With all energy imports now blocked, officials at the Tajik energy monopoly, Barki Tajik, say they will be forced to release more water from the country's reservoirs this winter to create power - water Uzbekistan needs for irrigation next summer. Barki Tajik representatives also have suggested they will stockpile more water throughout summer 2010, meaning that downstream supplies could be significantly lower than normal.
"Along with the withdrawal from the unified energy grid, Uzbekistan has broken off our water and energy agreements. [...] Accordingly, the Tajik energy system is forced now to make the most use of our hydropower plants to cover domestic needs," the deputy head of Barki Tajik's control center, Sergei Tkachenko, said in comments distributed November 25 by the Asia-Plus news agency.
Officials and analysts in Dushanbe say Tashkent's annual machinations, and now its departure from the grid, are political moves designed to keep Tajikistan isolated and weak, and thus unable to construct more hydropower plants. Tashkent has long protested Tajik plans to exploit the energy potential of its rivers.
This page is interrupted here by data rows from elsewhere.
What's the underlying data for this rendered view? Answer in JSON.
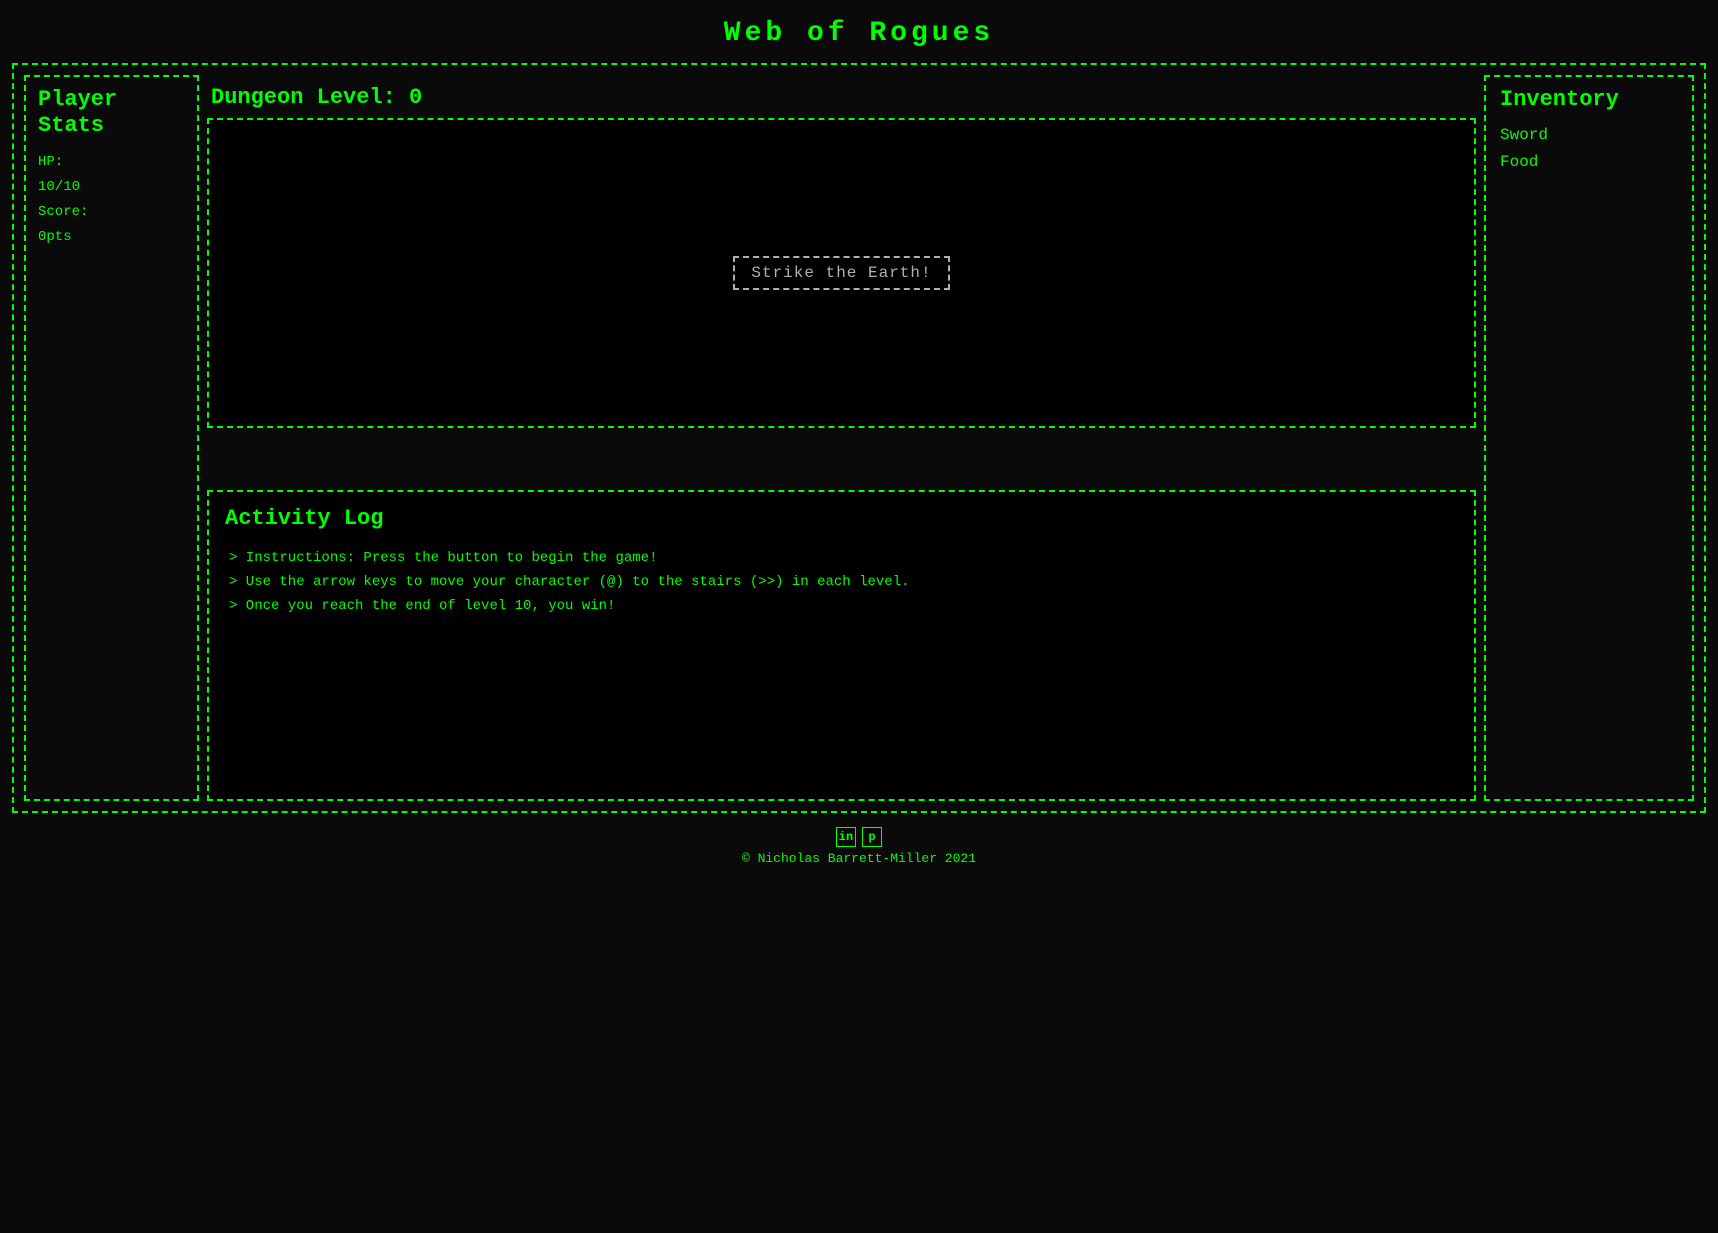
{
  "page": {
    "title": "Web   of   Rogues"
  },
  "header": {
    "dungeon_level_label": "Dungeon Level: 0"
  },
  "left_panel": {
    "title_line1": "Player",
    "title_line2": "Stats",
    "stats": [
      {
        "label": "HP:",
        "value": "10/10"
      },
      {
        "label": "Score:",
        "value": "0pts"
      }
    ]
  },
  "game_viewport": {
    "button_label": "Strike the Earth!"
  },
  "activity_log": {
    "title": "Activity Log",
    "lines": [
      "> Instructions: Press the button to begin the game!",
      "> Use the arrow keys to move your character (@) to the stairs (>>) in each level.",
      "> Once you reach the end of level 10, you win!"
    ]
  },
  "inventory": {
    "title": "Inventory",
    "items": [
      "Sword",
      "Food"
    ]
  },
  "footer": {
    "copyright": "© Nicholas Barrett-Miller 2021",
    "icons": [
      "in",
      "p"
    ]
  }
}
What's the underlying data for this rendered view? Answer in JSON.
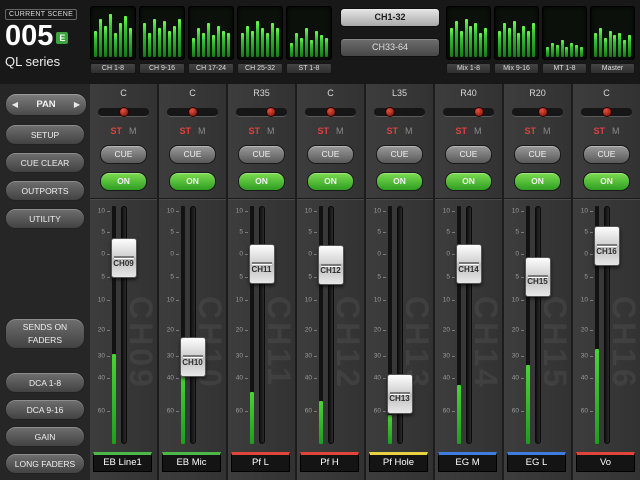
{
  "scene": {
    "title": "CURRENT SCENE",
    "number": "005",
    "edit_badge": "E",
    "series": "QL series"
  },
  "meter_bridge": {
    "left_blocks": [
      {
        "label": "CH 1-8",
        "bars": [
          0.55,
          0.8,
          0.65,
          0.9,
          0.5,
          0.7,
          0.85,
          0.6
        ]
      },
      {
        "label": "CH 9-16",
        "bars": [
          0.7,
          0.5,
          0.8,
          0.6,
          0.75,
          0.55,
          0.65,
          0.8
        ]
      },
      {
        "label": "CH 17-24",
        "bars": [
          0.4,
          0.6,
          0.5,
          0.7,
          0.45,
          0.65,
          0.55,
          0.5
        ]
      },
      {
        "label": "CH 25-32",
        "bars": [
          0.5,
          0.65,
          0.55,
          0.75,
          0.6,
          0.5,
          0.7,
          0.6
        ]
      },
      {
        "label": "ST 1-8",
        "bars": [
          0.3,
          0.5,
          0.4,
          0.6,
          0.35,
          0.55,
          0.45,
          0.4
        ]
      }
    ],
    "bank_buttons": [
      {
        "label": "CH1-32",
        "selected": true
      },
      {
        "label": "CH33-64",
        "selected": false
      }
    ],
    "right_blocks": [
      {
        "label": "Mix 1-8",
        "bars": [
          0.6,
          0.75,
          0.55,
          0.8,
          0.65,
          0.7,
          0.5,
          0.6
        ]
      },
      {
        "label": "Mix 9-16",
        "bars": [
          0.55,
          0.7,
          0.6,
          0.75,
          0.5,
          0.65,
          0.55,
          0.7
        ]
      },
      {
        "label": "MT 1-8",
        "bars": [
          0.2,
          0.3,
          0.25,
          0.35,
          0.2,
          0.3,
          0.25,
          0.2
        ]
      },
      {
        "label": "Master",
        "bars": [
          0.5,
          0.6,
          0.4,
          0.55,
          0.45,
          0.5,
          0.35,
          0.45
        ]
      }
    ]
  },
  "sidebar": {
    "pan_label": "PAN",
    "top_buttons": [
      {
        "label": "SETUP"
      },
      {
        "label": "CUE CLEAR"
      },
      {
        "label": "OUTPORTS"
      },
      {
        "label": "UTILITY"
      }
    ],
    "bottom_buttons": [
      {
        "label": "SENDS ON\nFADERS",
        "tall": true
      },
      {
        "label": "DCA 1-8"
      },
      {
        "label": "DCA 9-16"
      },
      {
        "label": "GAIN"
      },
      {
        "label": "LONG FADERS"
      }
    ]
  },
  "strip_labels": {
    "st": "ST",
    "mono": "M",
    "cue": "CUE",
    "on": "ON"
  },
  "fader_scale": {
    "labels": [
      "10",
      "5",
      "0",
      "5",
      "10",
      "20",
      "30",
      "40",
      "60"
    ],
    "positions": [
      0.03,
      0.115,
      0.205,
      0.3,
      0.395,
      0.52,
      0.63,
      0.72,
      0.855
    ]
  },
  "channels": [
    {
      "id": "CH09",
      "pan": "C",
      "pan_pos": 0.5,
      "fader_pos": 0.17,
      "meter": 0.38,
      "name": "EB Line1",
      "color": "#4cb848"
    },
    {
      "id": "CH10",
      "pan": "C",
      "pan_pos": 0.5,
      "fader_pos": 0.66,
      "meter": 0.3,
      "name": "EB Mic",
      "color": "#4cb848"
    },
    {
      "id": "CH11",
      "pan": "R35",
      "pan_pos": 0.69,
      "fader_pos": 0.2,
      "meter": 0.22,
      "name": "Pf L",
      "color": "#e0453c"
    },
    {
      "id": "CH12",
      "pan": "C",
      "pan_pos": 0.5,
      "fader_pos": 0.205,
      "meter": 0.18,
      "name": "Pf H",
      "color": "#e0453c"
    },
    {
      "id": "CH13",
      "pan": "L35",
      "pan_pos": 0.31,
      "fader_pos": 0.84,
      "meter": 0.12,
      "name": "Pf Hole",
      "color": "#e8d23f"
    },
    {
      "id": "CH14",
      "pan": "R40",
      "pan_pos": 0.71,
      "fader_pos": 0.2,
      "meter": 0.25,
      "name": "EG M",
      "color": "#3d7de0"
    },
    {
      "id": "CH15",
      "pan": "R20",
      "pan_pos": 0.61,
      "fader_pos": 0.26,
      "meter": 0.33,
      "name": "EG L",
      "color": "#3d7de0"
    },
    {
      "id": "CH16",
      "pan": "C",
      "pan_pos": 0.5,
      "fader_pos": 0.11,
      "meter": 0.4,
      "name": "Vo",
      "color": "#e0453c"
    }
  ]
}
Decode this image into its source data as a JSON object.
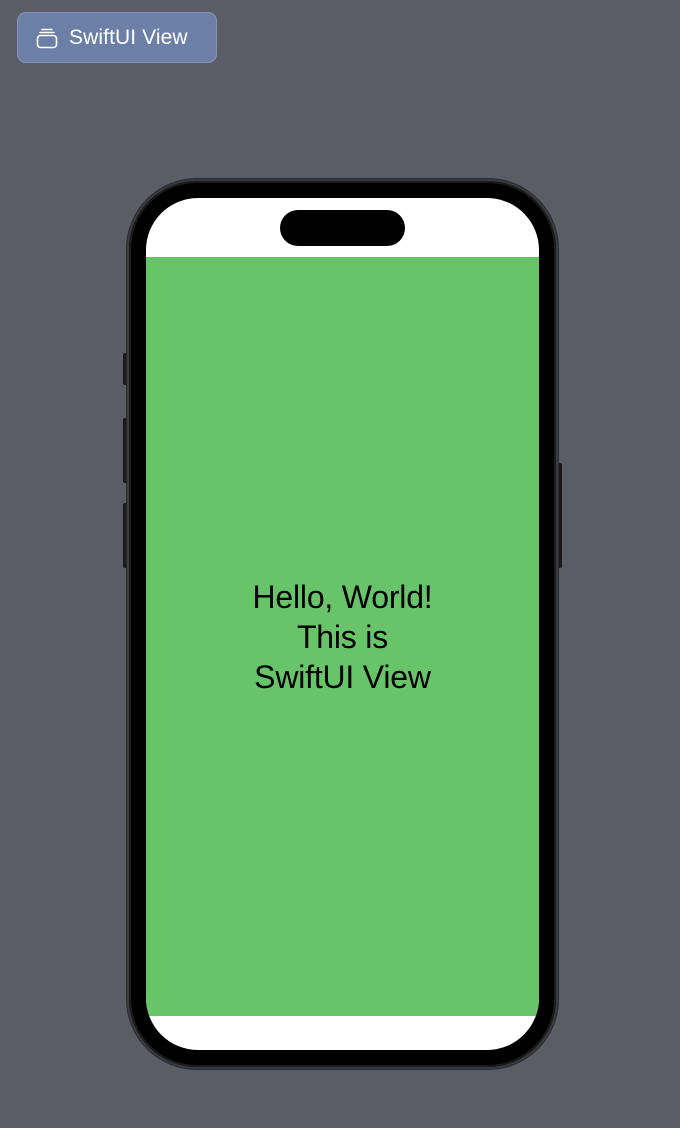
{
  "toolbar": {
    "preview_label": "SwiftUI View",
    "preview_icon": "stacked-squares-icon"
  },
  "device": {
    "screen": {
      "background_color": "#67C469",
      "text_lines": [
        "Hello, World!",
        "This is",
        "SwiftUI View"
      ]
    }
  },
  "colors": {
    "canvas_background": "#5A5D64",
    "badge_background": "#6C7FA7",
    "safe_area_background": "#FFFFFF"
  }
}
"Annually, under different excuses, Uzbekistan impedes the transit of energy to Tajikistan, as well as the export of Tajik power in the summer period when we have a surplus of hydropower," Alexei Silantiev, an advisor to the head of Barki Tajik, complained in comments widely carried by local media outlets. "Uzbekistan is perfectly aware that Tajikistan suffers from power deficits in winter, putting pressure on our country."
Others have suggested that Tashkent may be trying to weaken the government in Dushanbe.
Uzbekistan's decisions "have a bearing on Tajikistan's economic and domestic political situation," the Digest Press weekly quoted Tajik political analyst Shokirjon Khakimov as saying in its November 26 edition. Uzbekistan will "undermine Tajikistan's energy security, which, in turn, might undermine the trust of [Tajik] people in the authorities." In retaliation, Khakimov suggested Dushanbe should consider withdrawal from the Interstate Commission for Water Coordination of Central Asia, "in charge of distribution, rational use and trans-boundary water management."
One project Tashkent has vehemently opposed is the Rogun hydropower station on the Vakhsh River. Uzbek officials have complained that the dam could limit water available for irrigation downstream. But Dushanbe sees the construction of the proposed 335-meter giant as a solution to its constant shortages, and as a means to generate much-needed import revenues.
Cost estimates for the dam complex range from $1.5 to $6 billion, but Tajik authorities, unable to raise foreign capital, now appear to be tempering expectations, and claim they can partially construct the facility for $500 million.
As they did during the record cold winter of 2008, officials are again passing the hat. Senate Speaker and Dushanbe Mayor Mahmadsaid Ubaydulloyev recently appealed for ordinary Tajiks to donate to the project, promising to-be-printed shares. The project could be completed "if each of the country's 2.14 million working citizens transfers their average monthly salary, amounting to $80, to the Rogun fund," he said on November 19.